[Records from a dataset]
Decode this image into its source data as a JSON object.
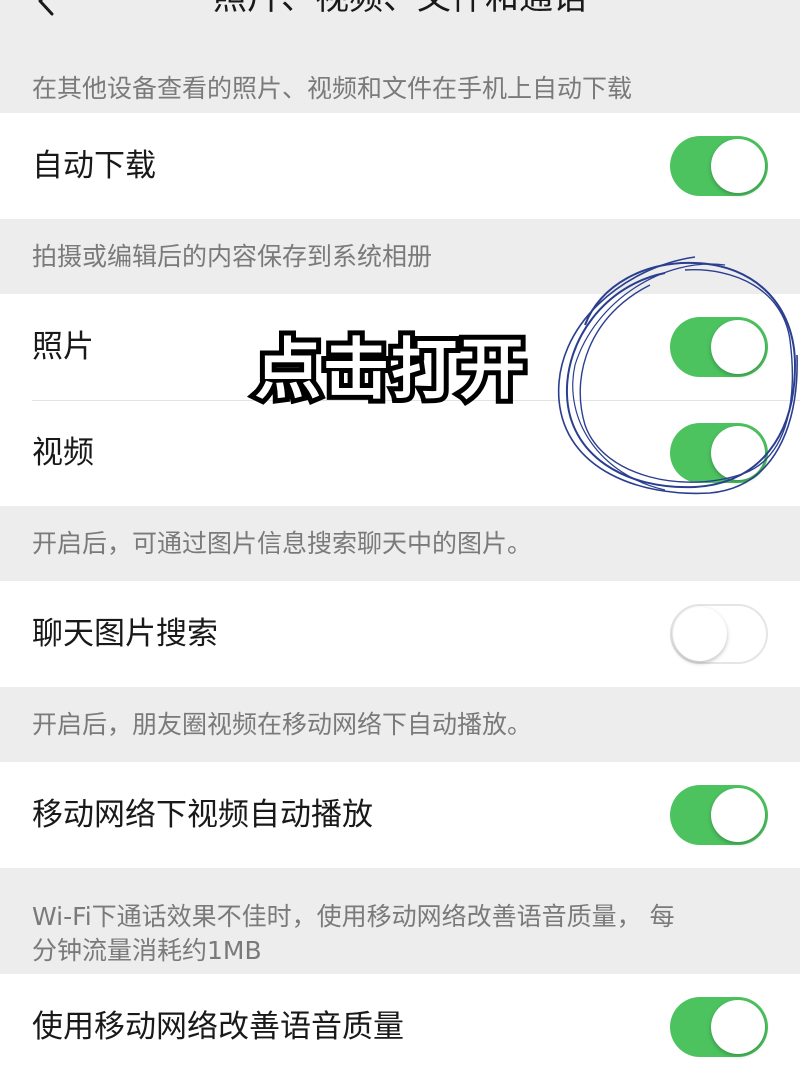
{
  "navbar": {
    "title": "照片、视频、文件和通话",
    "back_icon": "chevron-left-icon"
  },
  "sections": [
    {
      "header": "在其他设备查看的照片、视频和文件在手机上自动下载",
      "rows": [
        {
          "label": "自动下载",
          "enabled": true
        }
      ]
    },
    {
      "header": "拍摄或编辑后的内容保存到系统相册",
      "rows": [
        {
          "label": "照片",
          "enabled": true
        },
        {
          "label": "视频",
          "enabled": true
        }
      ]
    },
    {
      "header": "开启后，可通过图片信息搜索聊天中的图片。",
      "rows": [
        {
          "label": "聊天图片搜索",
          "enabled": false
        }
      ]
    },
    {
      "header": "开启后，朋友圈视频在移动网络下自动播放。",
      "rows": [
        {
          "label": "移动网络下视频自动播放",
          "enabled": true
        }
      ]
    },
    {
      "header_line1": "Wi-Fi下通话效果不佳时，使用移动网络改善语音质量， 每",
      "header_line2": "分钟流量消耗约1MB",
      "rows": [
        {
          "label": "使用移动网络改善语音质量",
          "enabled": true
        }
      ]
    }
  ],
  "annotation": {
    "caption": "点击打开",
    "scribble_color": "#2a3f8f"
  },
  "colors": {
    "toggle_on": "#4cc35f",
    "background": "#ededed",
    "row_background": "#ffffff",
    "header_text": "#7a7a7a"
  }
}
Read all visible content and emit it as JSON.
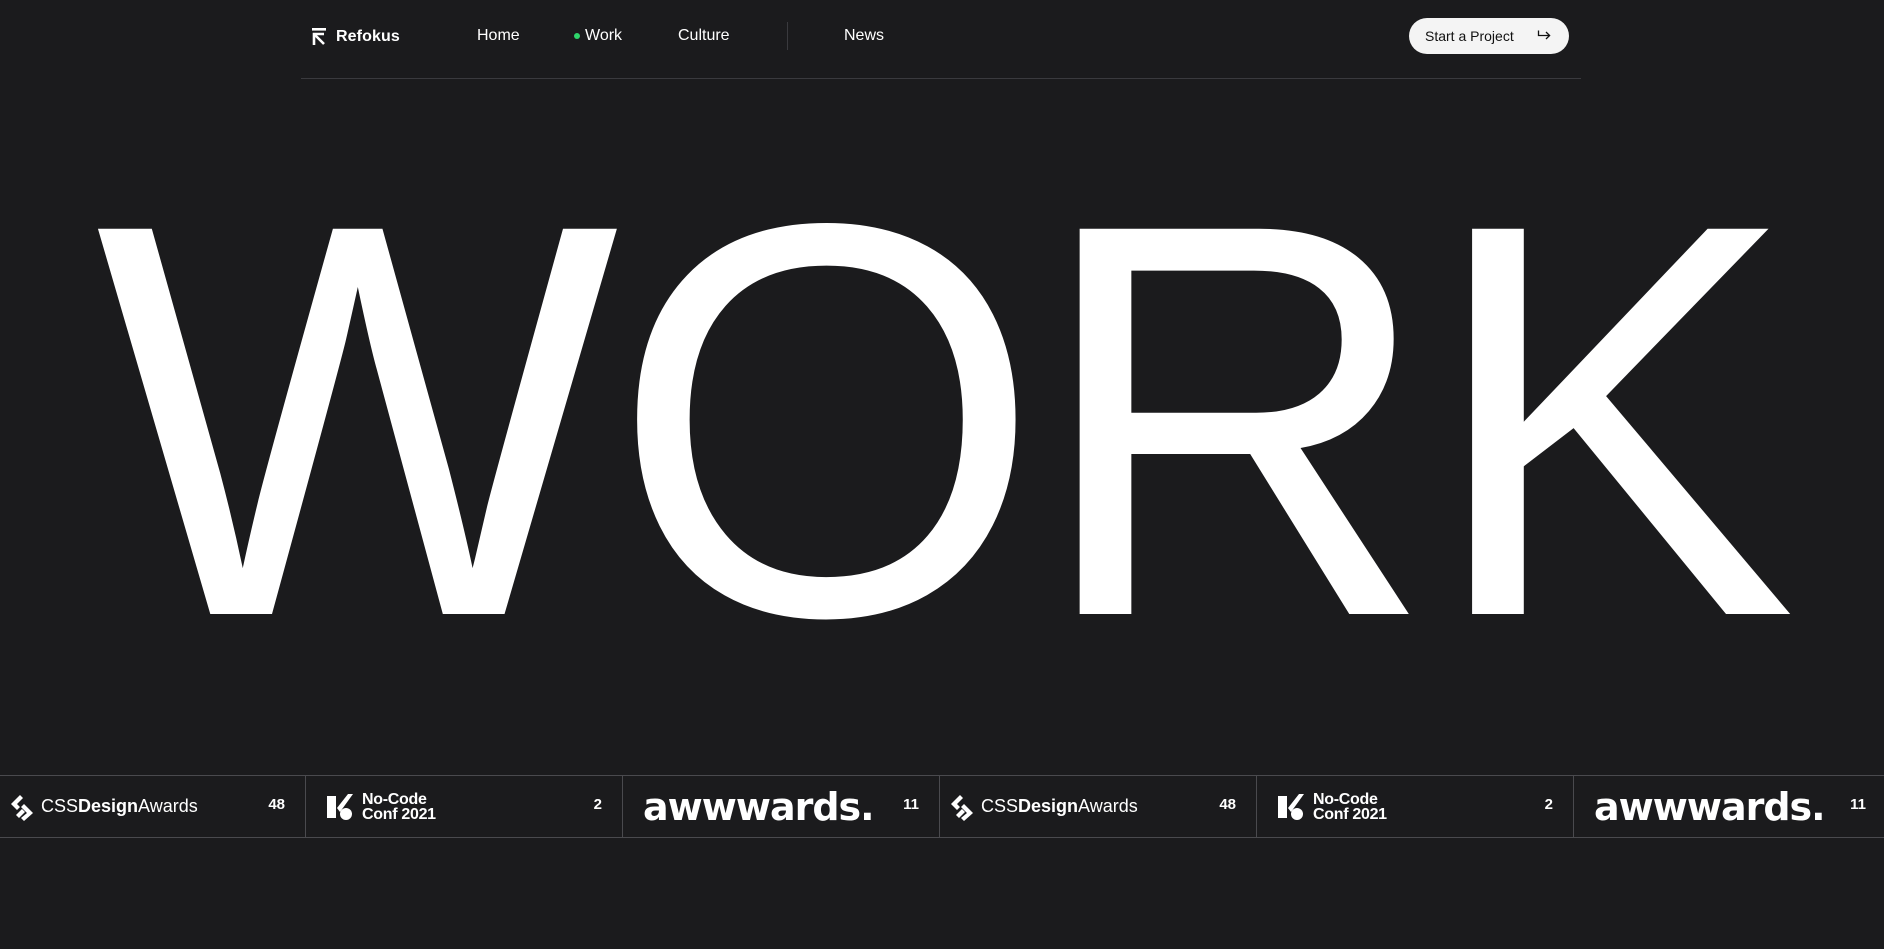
{
  "nav": {
    "brand": "Refokus",
    "links": {
      "home": "Home",
      "work": "Work",
      "culture": "Culture",
      "news": "News"
    },
    "active_link": "Work",
    "cta_label": "Start a Project"
  },
  "hero": {
    "title": "WORK"
  },
  "awards": [
    {
      "logo": "CSSDesignAwards",
      "logo_parts": [
        "CSS",
        "Design",
        "Awards"
      ],
      "count": "48"
    },
    {
      "logo": "No-Code Conf 2021",
      "logo_parts": [
        "No-Code",
        "Conf 2021"
      ],
      "count": "2"
    },
    {
      "logo": "awwwards.",
      "count": "11"
    },
    {
      "logo": "CSSDesignAwards",
      "logo_parts": [
        "CSS",
        "Design",
        "Awards"
      ],
      "count": "48"
    },
    {
      "logo": "No-Code Conf 2021",
      "logo_parts": [
        "No-Code",
        "Conf 2021"
      ],
      "count": "2"
    },
    {
      "logo": "awwwards.",
      "count": "11"
    }
  ],
  "colors": {
    "background": "#1b1b1d",
    "text": "#ffffff",
    "active_dot": "#2fd66b",
    "cta_background": "#f4f4f4"
  },
  "icons": {
    "brand": "refokus-logo-icon",
    "cta": "return-arrow-icon",
    "css_awards": "css-design-awards-icon",
    "nocode": "no-code-conf-icon"
  }
}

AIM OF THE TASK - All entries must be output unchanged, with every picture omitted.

REPLY -
Decode this image into its source data as a JSON object.
{
  "navbar": {
    "title": "照片、视频、文件和通话",
    "back_icon": "chevron-left-icon"
  },
  "sections": [
    {
      "header": "在其他设备查看的照片、视频和文件在手机上自动下载",
      "rows": [
        {
          "label": "自动下载",
          "enabled": true
        }
      ]
    },
    {
      "header": "拍摄或编辑后的内容保存到系统相册",
      "rows": [
        {
          "label": "照片",
          "enabled": true
        },
        {
          "label": "视频",
          "enabled": true
        }
      ]
    },
    {
      "header": "开启后，可通过图片信息搜索聊天中的图片。",
      "rows": [
        {
          "label": "聊天图片搜索",
          "enabled": false
        }
      ]
    },
    {
      "header": "开启后，朋友圈视频在移动网络下自动播放。",
      "rows": [
        {
          "label": "移动网络下视频自动播放",
          "enabled": true
        }
      ]
    },
    {
      "header_line1": "Wi-Fi下通话效果不佳时，使用移动网络改善语音质量， 每",
      "header_line2": "分钟流量消耗约1MB",
      "rows": [
        {
          "label": "使用移动网络改善语音质量",
          "enabled": true
        }
      ]
    }
  ],
  "annotation": {
    "caption": "点击打开",
    "scribble_color": "#2a3f8f"
  },
  "colors": {
    "toggle_on": "#4cc35f",
    "background": "#ededed",
    "row_background": "#ffffff",
    "header_text": "#7a7a7a"
  }
}
Read all visible content and emit it as JSON.
{
  "nav": {
    "brand": "Refokus",
    "links": {
      "home": "Home",
      "work": "Work",
      "culture": "Culture",
      "news": "News"
    },
    "active_link": "Work",
    "cta_label": "Start a Project"
  },
  "hero": {
    "title": "WORK"
  },
  "awards": [
    {
      "logo": "CSSDesignAwards",
      "logo_parts": [
        "CSS",
        "Design",
        "Awards"
      ],
      "count": "48"
    },
    {
      "logo": "No-Code Conf 2021",
      "logo_parts": [
        "No-Code",
        "Conf 2021"
      ],
      "count": "2"
    },
    {
      "logo": "awwwards.",
      "count": "11"
    },
    {
      "logo": "CSSDesignAwards",
      "logo_parts": [
        "CSS",
        "Design",
        "Awards"
      ],
      "count": "48"
    },
    {
      "logo": "No-Code Conf 2021",
      "logo_parts": [
        "No-Code",
        "Conf 2021"
      ],
      "count": "2"
    },
    {
      "logo": "awwwards.",
      "count": "11"
    }
  ],
  "colors": {
    "background": "#1b1b1d",
    "text": "#ffffff",
    "active_dot": "#2fd66b",
    "cta_background": "#f4f4f4"
  },
  "icons": {
    "brand": "refokus-logo-icon",
    "cta": "return-arrow-icon",
    "css_awards": "css-design-awards-icon",
    "nocode": "no-code-conf-icon"
  }
}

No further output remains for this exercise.